▶ [Dataset rows describing interfaces]:
· · · ·

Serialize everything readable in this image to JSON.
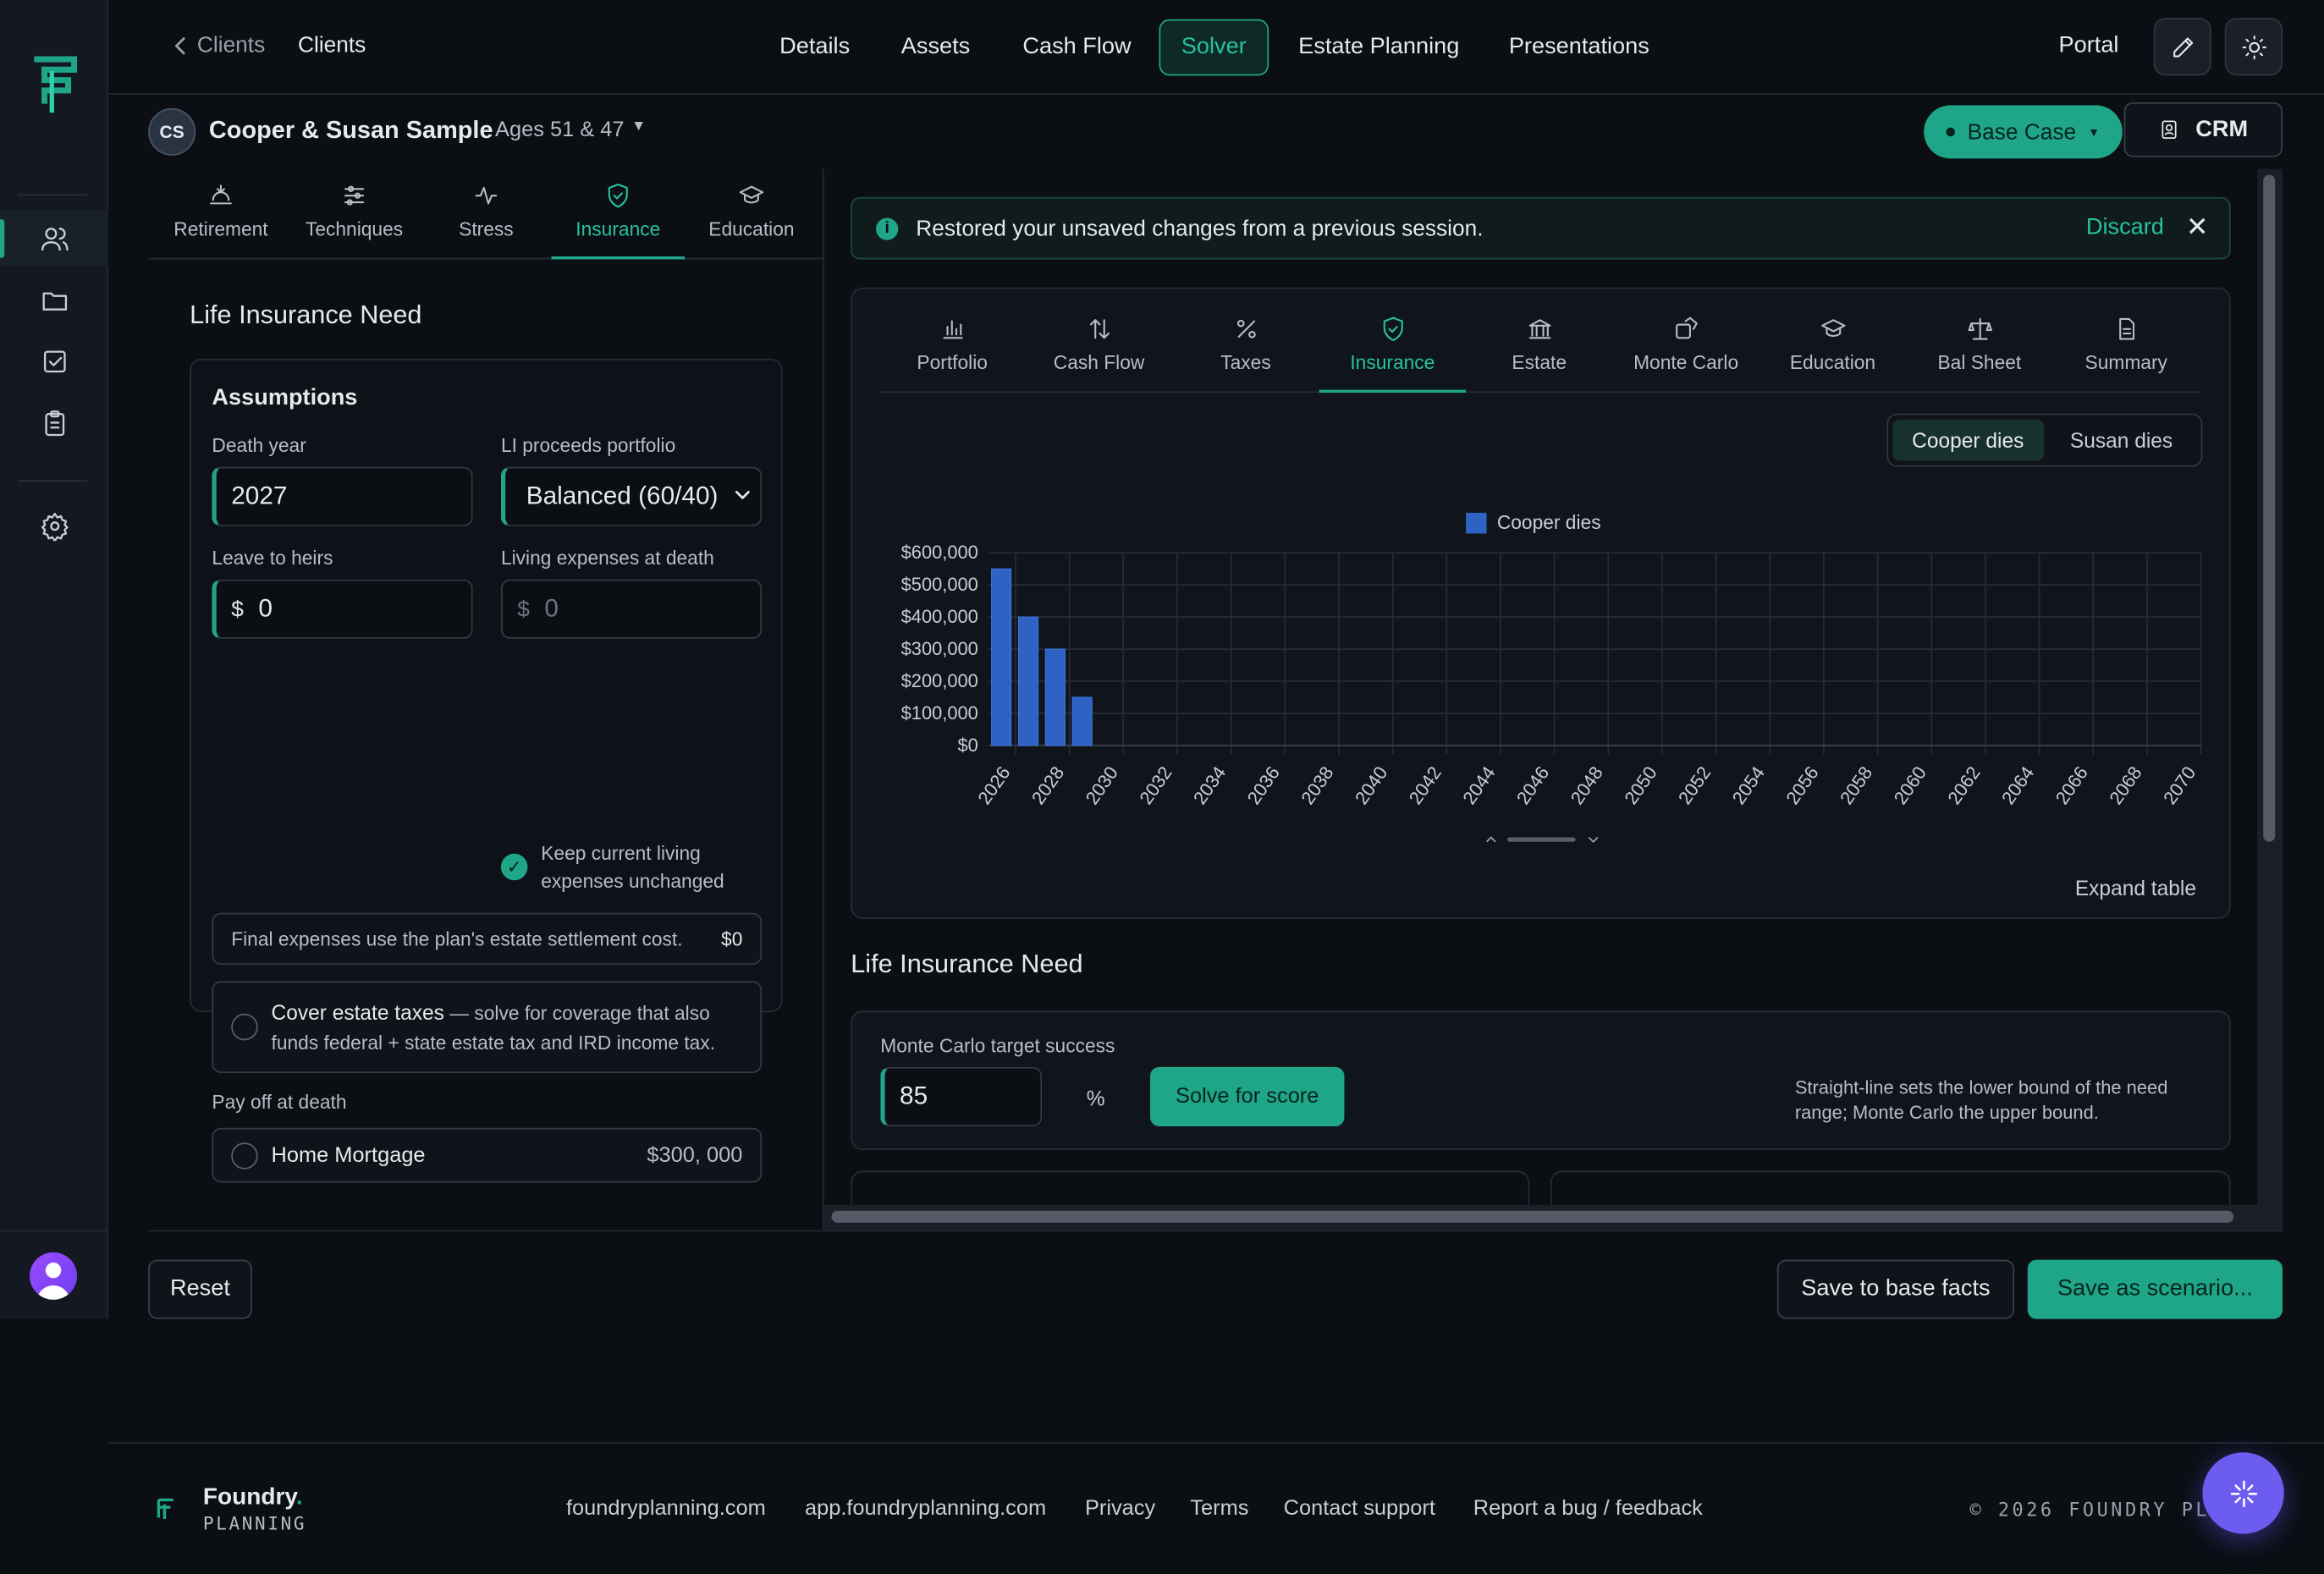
{
  "breadcrumb": {
    "parent": "Clients",
    "current": "Clients"
  },
  "topnav": {
    "items": [
      "Details",
      "Assets",
      "Cash Flow",
      "Solver",
      "Estate Planning",
      "Presentations"
    ],
    "active": "Solver",
    "portal": "Portal"
  },
  "client": {
    "initials": "CS",
    "name": "Cooper & Susan Sample",
    "ages": "· Ages 51 & 47",
    "scenario": "Base Case",
    "crm": "CRM"
  },
  "solver_tabs": {
    "items": [
      "Retirement",
      "Techniques",
      "Stress",
      "Insurance",
      "Education"
    ],
    "active": "Insurance"
  },
  "left": {
    "title": "Life Insurance Need",
    "assumptions_title": "Assumptions",
    "death_year_label": "Death year",
    "death_year": "2027",
    "portfolio_label": "LI proceeds portfolio",
    "portfolio": "Balanced (60/40)",
    "heirs_label": "Leave to heirs",
    "heirs_value": "0",
    "living_label": "Living expenses at death",
    "living_value": "0",
    "currency": "$",
    "keep_living": "Keep current living expenses unchanged",
    "final_expenses": "Final expenses use the plan's estate settlement cost.",
    "final_value": "$0",
    "cover_title": "Cover estate taxes",
    "cover_text": " — solve for coverage that also funds federal + state estate tax and IRD income tax.",
    "payoff_label": "Pay off at death",
    "mortgage_label": "Home Mortgage",
    "mortgage_value": "$300, 000"
  },
  "banner": {
    "text": "Restored your unsaved changes from a previous session.",
    "discard": "Discard",
    "close": "✕"
  },
  "report_tabs": {
    "items": [
      "Portfolio",
      "Cash Flow",
      "Taxes",
      "Insurance",
      "Estate",
      "Monte Carlo",
      "Education",
      "Bal Sheet",
      "Summary"
    ],
    "active": "Insurance"
  },
  "scenario_toggle": {
    "options": [
      "Cooper dies",
      "Susan dies"
    ],
    "active": "Cooper dies"
  },
  "chart_data": {
    "type": "bar",
    "title": "",
    "xlabel": "",
    "ylabel": "",
    "series": [
      {
        "name": "Cooper dies",
        "color": "#2e63c4",
        "values": [
          550000,
          400000,
          300000,
          150000
        ]
      }
    ],
    "x": [
      2026,
      2027,
      2028,
      2029
    ],
    "x_range": [
      2026,
      2071
    ],
    "x_tick_labels": [
      "2026",
      "2028",
      "2030",
      "2032",
      "2034",
      "2036",
      "2038",
      "2040",
      "2042",
      "2044",
      "2046",
      "2048",
      "2050",
      "2052",
      "2054",
      "2056",
      "2058",
      "2060",
      "2062",
      "2064",
      "2066",
      "2068",
      "2070"
    ],
    "ylim": [
      0,
      600000
    ],
    "y_tick_labels": [
      "$600,000",
      "$500,000",
      "$400,000",
      "$300,000",
      "$200,000",
      "$100,000",
      "$0"
    ],
    "grid": true,
    "legend": "top-center"
  },
  "expand_table": "Expand table",
  "need": {
    "title": "Life Insurance Need",
    "mc_label": "Monte Carlo target success",
    "mc_value": "85",
    "mc_unit": "%",
    "solve_button": "Solve for score",
    "note": "Straight-line sets the lower bound of the need range; Monte Carlo the upper bound."
  },
  "actions": {
    "reset": "Reset",
    "save_base": "Save to base facts",
    "save_scenario": "Save as scenario..."
  },
  "footer": {
    "brand": "Foundry",
    "brand_dot": ".",
    "sub": "PLANNING",
    "links": [
      "foundryplanning.com",
      "app.foundryplanning.com",
      "Privacy",
      "Terms",
      "Contact support",
      "Report a bug / feedback"
    ],
    "copyright": "© 2026 FOUNDRY PL"
  },
  "colors": {
    "accent": "#1fa588",
    "bar": "#2e63c4",
    "background": "#0b0e13"
  }
}
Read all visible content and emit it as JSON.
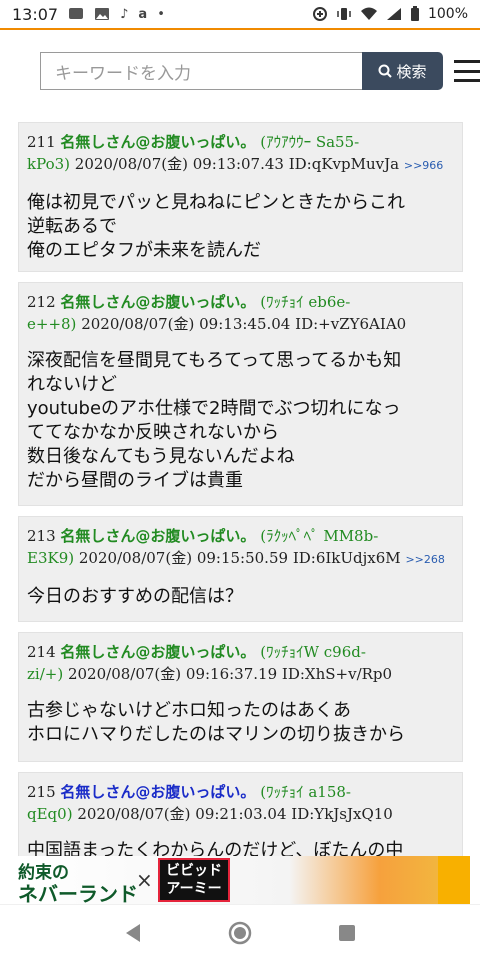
{
  "status_bar": {
    "time": "13:07",
    "battery": "100%"
  },
  "search": {
    "placeholder": "キーワードを入力",
    "button_label": "検索"
  },
  "posts": [
    {
      "number": "211",
      "name": "名無しさん@お腹いっぱい。",
      "trip_line1": "(ｱｳｱｳｳｰ Sa55-",
      "trip_line2": "kPo3)",
      "date": "2020/08/07(金) 09:13:07.43",
      "id": "ID:qKvpMuvJa",
      "reply": ">>966",
      "body": [
        "俺は初見でパッと見ねねにピンときたからこれ",
        "逆転あるで",
        "俺のエピタフが未来を読んだ"
      ]
    },
    {
      "number": "212",
      "name": "名無しさん@お腹いっぱい。",
      "trip_line1": "(ﾜｯﾁｮｲ eb6e-",
      "trip_line2": "e++8)",
      "date": "2020/08/07(金) 09:13:45.04",
      "id": "ID:+vZY6AIA0",
      "reply": "",
      "body": [
        "深夜配信を昼間見てもろてって思ってるかも知",
        "れないけど",
        "youtubeのアホ仕様で2時間でぶつ切れになっ",
        "ててなかなか反映されないから",
        "数日後なんてもう見ないんだよね",
        "だから昼間のライブは貴重"
      ]
    },
    {
      "number": "213",
      "name": "名無しさん@お腹いっぱい。",
      "trip_line1": "(ﾗｸｯﾍﾟﾍﾟ MM8b-",
      "trip_line2": "E3K9)",
      "date": "2020/08/07(金) 09:15:50.59",
      "id": "ID:6IkUdjx6M",
      "reply": ">>268",
      "body": [
        "今日のおすすめの配信は？"
      ]
    },
    {
      "number": "214",
      "name": "名無しさん@お腹いっぱい。",
      "trip_line1": "(ﾜｯﾁｮｲW c96d-",
      "trip_line2": "zi/+)",
      "date": "2020/08/07(金) 09:16:37.19",
      "id": "ID:XhS+v/Rp0",
      "reply": "",
      "body": [
        "古参じゃないけどホロ知ったのはあくあ",
        "ホロにハマりだしたのはマリンの切り抜きから"
      ]
    },
    {
      "number": "215",
      "name": "名無しさん@お腹いっぱい。",
      "trip_line1": "(ﾜｯﾁｮｲ a158-",
      "trip_line2": "qEq0)",
      "date": "2020/08/07(金) 09:21:03.04",
      "id": "ID:YkJsJxQ10",
      "reply": "",
      "body": [
        "中国語まったくわからんのだけど、ぼたんの中"
      ]
    }
  ],
  "ad": {
    "line1": "約束の",
    "line2": "ネバーランド",
    "times": "×",
    "vivid_line1": "ビビッド",
    "vivid_line2": "アーミー"
  },
  "colors": {
    "accent": "#f08a00",
    "name_green": "#228b22",
    "name_blue": "#1a2cc8",
    "search_button": "#3b4a5e"
  }
}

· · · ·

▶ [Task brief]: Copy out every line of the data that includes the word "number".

▶ [Reply]:
      "number": "211",
      "number": "212",
      "number": "213",
      "number": "214",
      "number": "215",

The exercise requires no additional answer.